Here we set the value of our username field to this.state.user.displayName if it exists (sometimes users don’t have their display name set), and if it doesn’t we set it to this.state.user.email. This will lock the input and make it so that user’s names or email are automatically entered into the Add Item field for them.

We’ll also update the handleSubmit since we no longer rely on handleChange to set the user’s name in the state, but can grab it right off of this.state.user:

handleSubmit(e) { // .... const item = { title: this.state.currentItem, user: this.state.user.displayName || this.state.user.email } // ....

Your app should now look like this:

Displaying Potluck Items, and Giving the User the Ability to Only Remove Their Own

Now we’ll add back our list of potluck items. We’ll also add a check for each item to see if the user who is bringing the item matches the user who is currently logged in. If it does, we’ll give them the option to remove that item. This isn’t foolproof by far and I wouldn’t rely on this in a production app, but it’s a cool little nice-to-have we can add to our app:

<div className='container'> {/* .. */} <section className='display-item'> <div className="wrapper"> <ul> {this.state.items.map((item) => { return ( <li key={item.id}> <h3>{item.title}</h3> <p>brought by: {item.user} {item.user === this.state.user.displayName || item.user === this.state.user.email ? <button onClick={() => this.removeItem(item.id)}>Remove Item</button> : null} </p> </li> ) })} </ul> </div> </section>

Instead of displaying the remove button for each item, we write a quick ternary that checks to see if the person who is bringing a specific item matches the user who is currently signed in. If there’s a match, we provide them with a button to remove that item:

Here I can remove Pasta Salad, since I added it to the potluck list, but I can’t remove potatoes (who brings potatoes to a potluck?
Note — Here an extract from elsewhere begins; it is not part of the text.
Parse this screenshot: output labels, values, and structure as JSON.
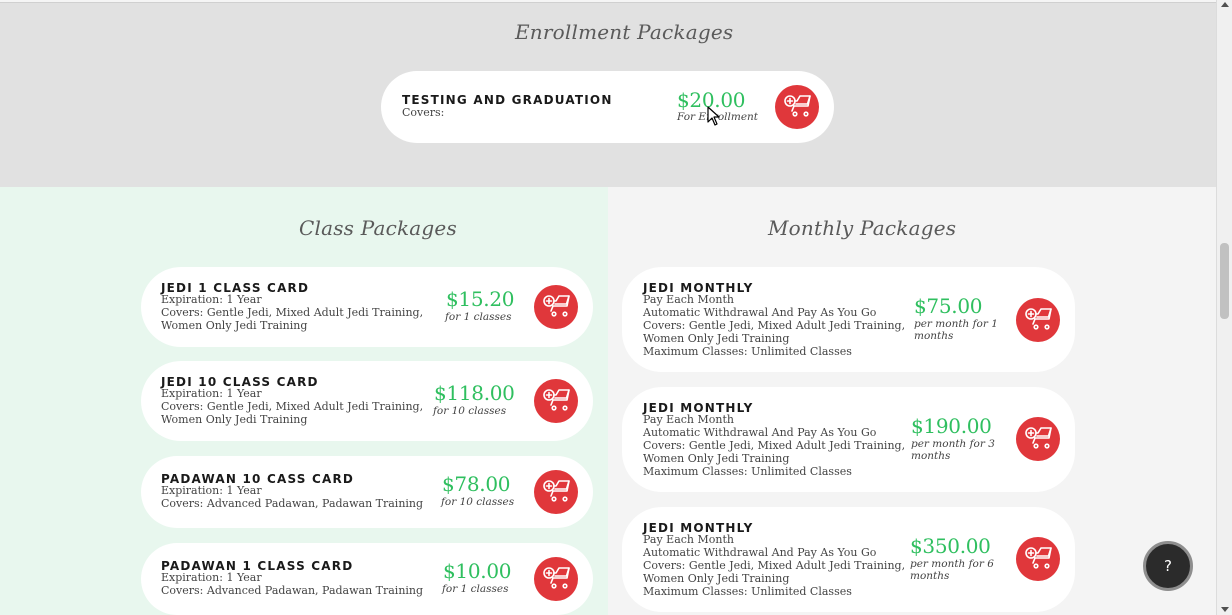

My sister, apparently.)

And that’s all there is to it! Adding authentication to a new (or existing) Firebase application is a snap. It’s incredibly straightforward, can be added with minimal refactoring, and allows to persist authentication across page refresh.
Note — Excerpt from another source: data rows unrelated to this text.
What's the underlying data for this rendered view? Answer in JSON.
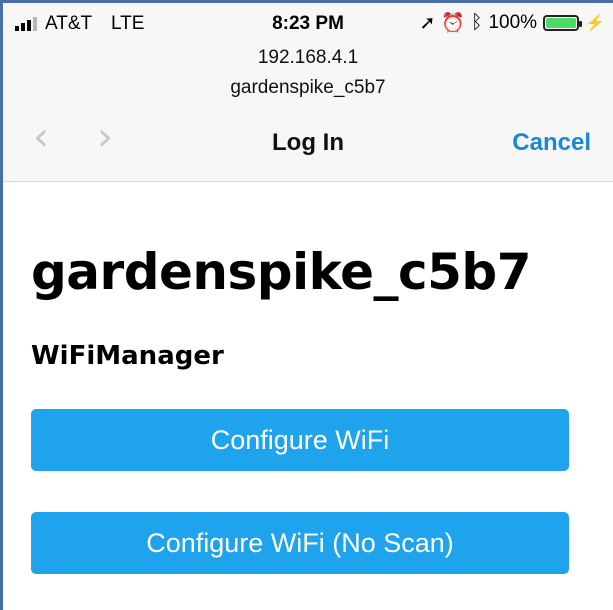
{
  "status_bar": {
    "carrier": "AT&T",
    "network": "LTE",
    "time": "8:23 PM",
    "battery": "100%",
    "icons": [
      "signal-icon",
      "location-arrow-icon",
      "alarm-icon",
      "bluetooth-icon",
      "battery-icon",
      "charging-bolt-icon"
    ]
  },
  "address": {
    "host": "192.168.4.1",
    "page_name": "gardenspike_c5b7"
  },
  "nav": {
    "title": "Log In",
    "cancel_label": "Cancel",
    "back_icon": "chevron-left-icon",
    "forward_icon": "chevron-right-icon"
  },
  "content": {
    "heading": "gardenspike_c5b7",
    "subheading": "WiFiManager",
    "buttons": [
      {
        "label": "Configure WiFi"
      },
      {
        "label": "Configure WiFi (No Scan)"
      }
    ]
  },
  "colors": {
    "button_bg": "#1fa3ec",
    "link": "#1a86d6",
    "battery_fill": "#4cd964",
    "frame_border": "#4a6fa5"
  }
}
It’s important to note that this is a trivial application – you would want to add additional checks and balances for storing any kind of secure information. But for our application’s simple purposes, it’s a perfect fit!
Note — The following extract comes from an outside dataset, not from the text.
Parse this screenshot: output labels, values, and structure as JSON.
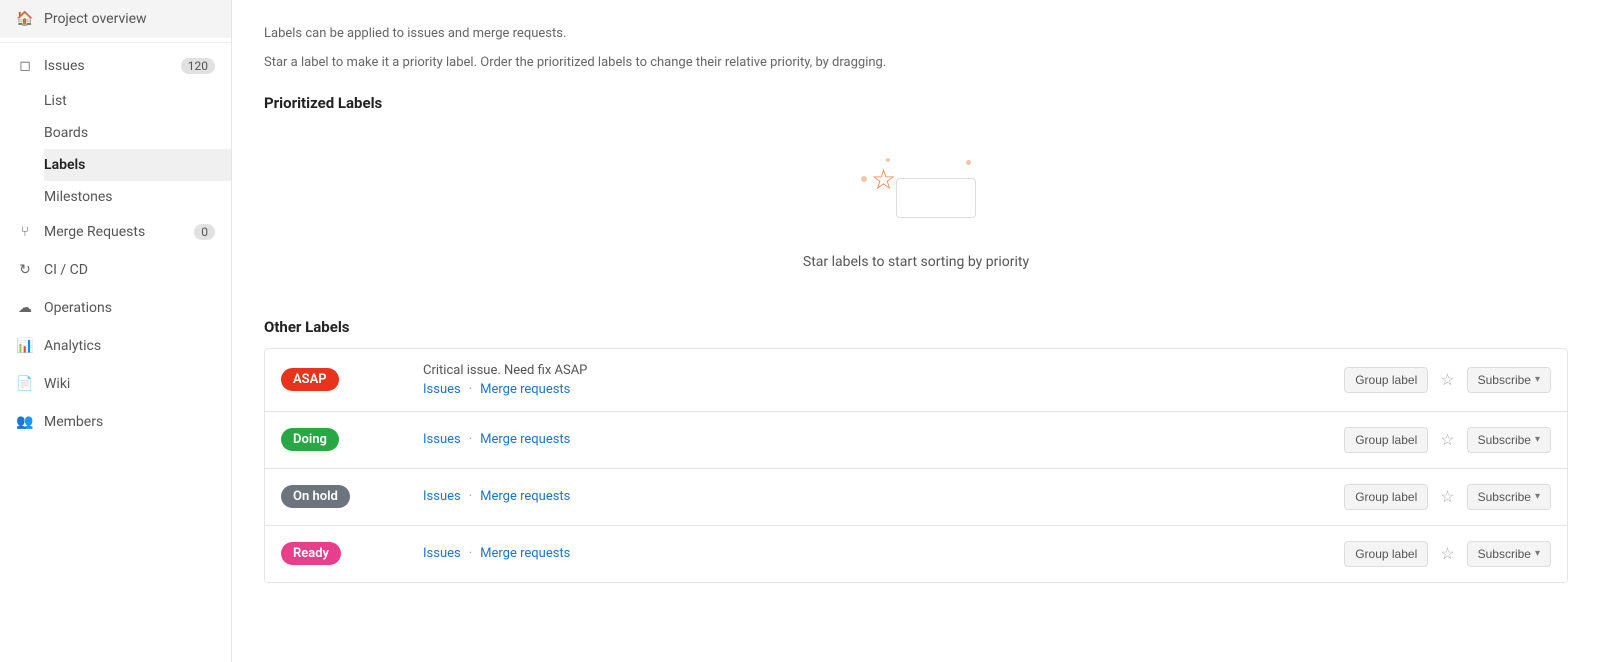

Firebase & React Part 2: User Authentication is a post from CSS-Tricks